Mindfulness is a technique that involves being present at the moment and aware of your thoughts and feelings. It has been shown to be effective in reducing stress and increasing well-being. Practising mindfulness at work can be as simple as taking a few deep breaths, meditating for a few minutes, or being fully present in the task at hand. There’s no need to sit cross-legged in the lotus pose chanting mantras that make you feel like someone/something is about to be sacrificed. If you do that stuff, that’s cool; more power to you. But if you’re just getting started, then a simple 5 minutes just watching your breath come in and go out is enough.

Don't do this, it's not going to decrease anyone's stress

Maintain Healthy Habits

Your physical health and mental health are intrinsically linked. If you look after your body, your brain will follow and vice versa. Maintaining healthy habits outside of work can help reduce stress and increase resilience. Eating a healthy diet, getting enough sleep, and exercising regularly can all help reduce stress levels. Make sure to take care of yourself outside of work so that you can bring your best self to the workplace. I’m not suggesting you become an example of physical health, have the damn takeaway and enjoy it, but it’s about a balance. Definitely focus on moving more. Personally, I love walking whilst listening to an audiobook or music, and before I know it, I’ve done 12,000 steps.

Get some help.

I don’t care whether you’re the CEO, the highest qualified doctor in the world or the King of England; at some point, you will need support, and nobody is above it. Sometimes, stress at work can become overwhelming, and it may be necessary to seek support. Talk to a trusted colleague, friend, or family member about your stressors. Consider reaching out to a mental health professional like NHS therapy, a private therapist via the counselling directory or a charity like Samaritans, Mind or Shout if you are experiencing chronic stress or burnout.

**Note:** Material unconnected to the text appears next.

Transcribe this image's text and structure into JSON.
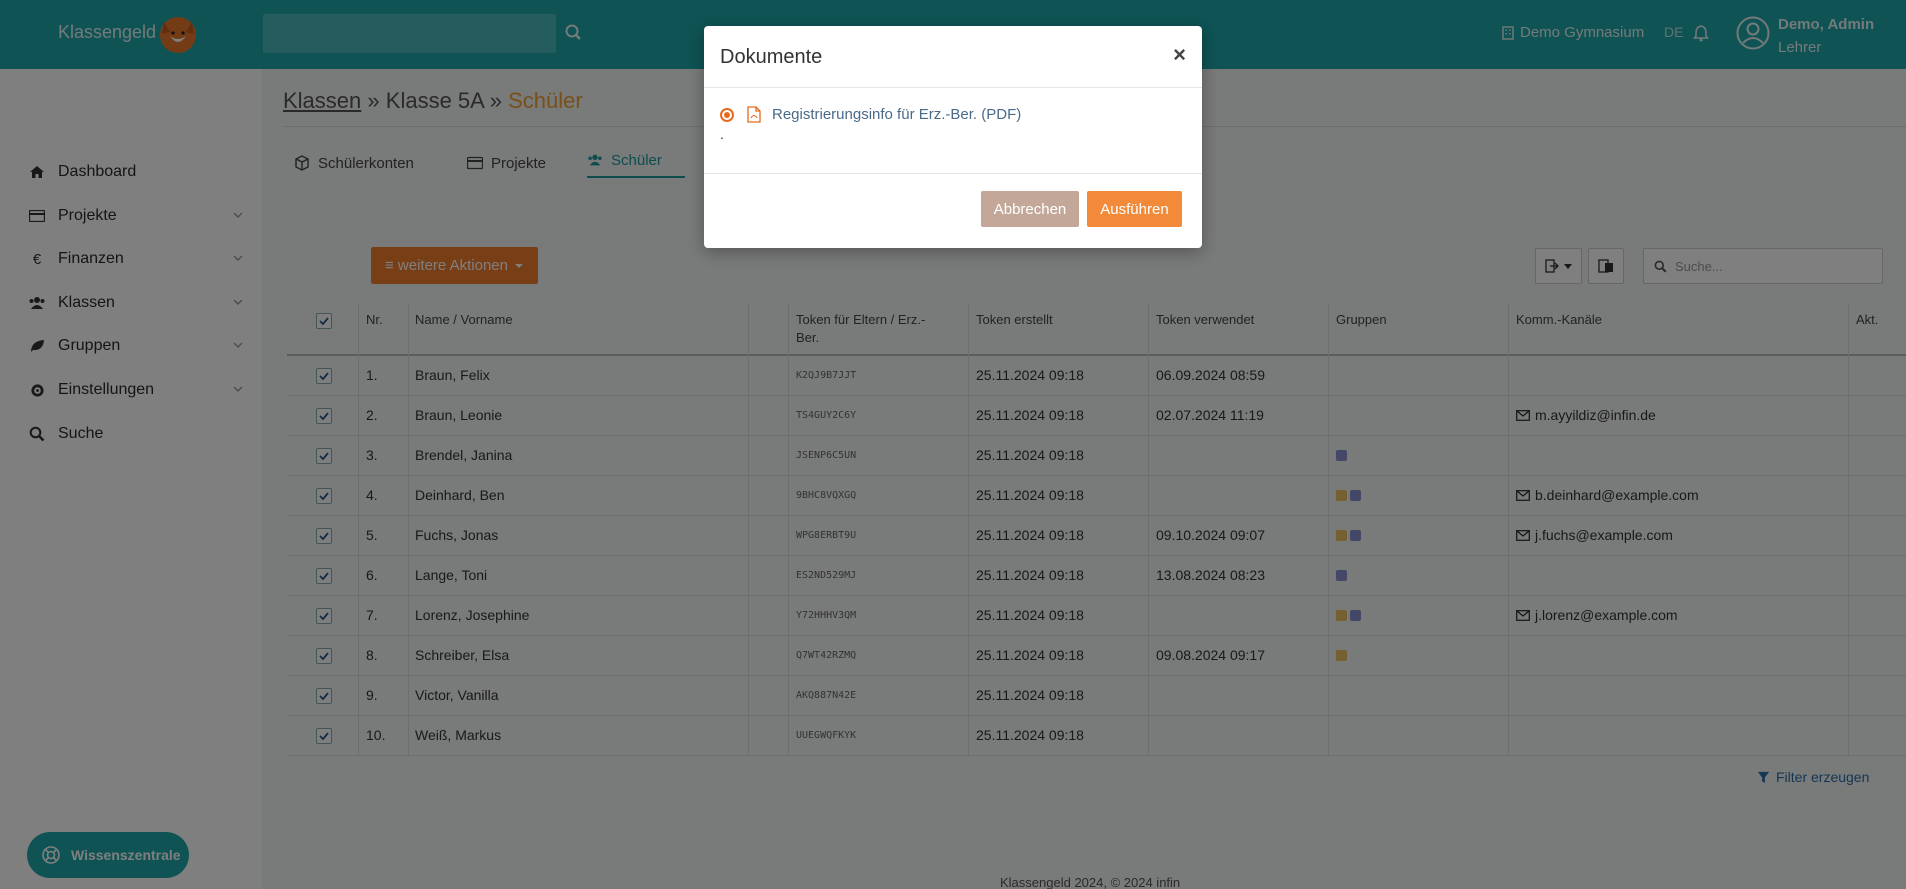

It’s important to remember that seeking support is a sign of strength, not weakness.

In conclusion, reducing stress at work requires a combination of strategies that prioritize self-care, organization, and mindfulness. By incorporating these five strategies into your daily routine, you can reduce stress and increase well-being both inside and outside of the workplace.

If you would like to learn more about what employees and employers can do to reduce stress at work, I’m running a free webinar on the 13th of April at 1 pm BST. You can reserve your spot here.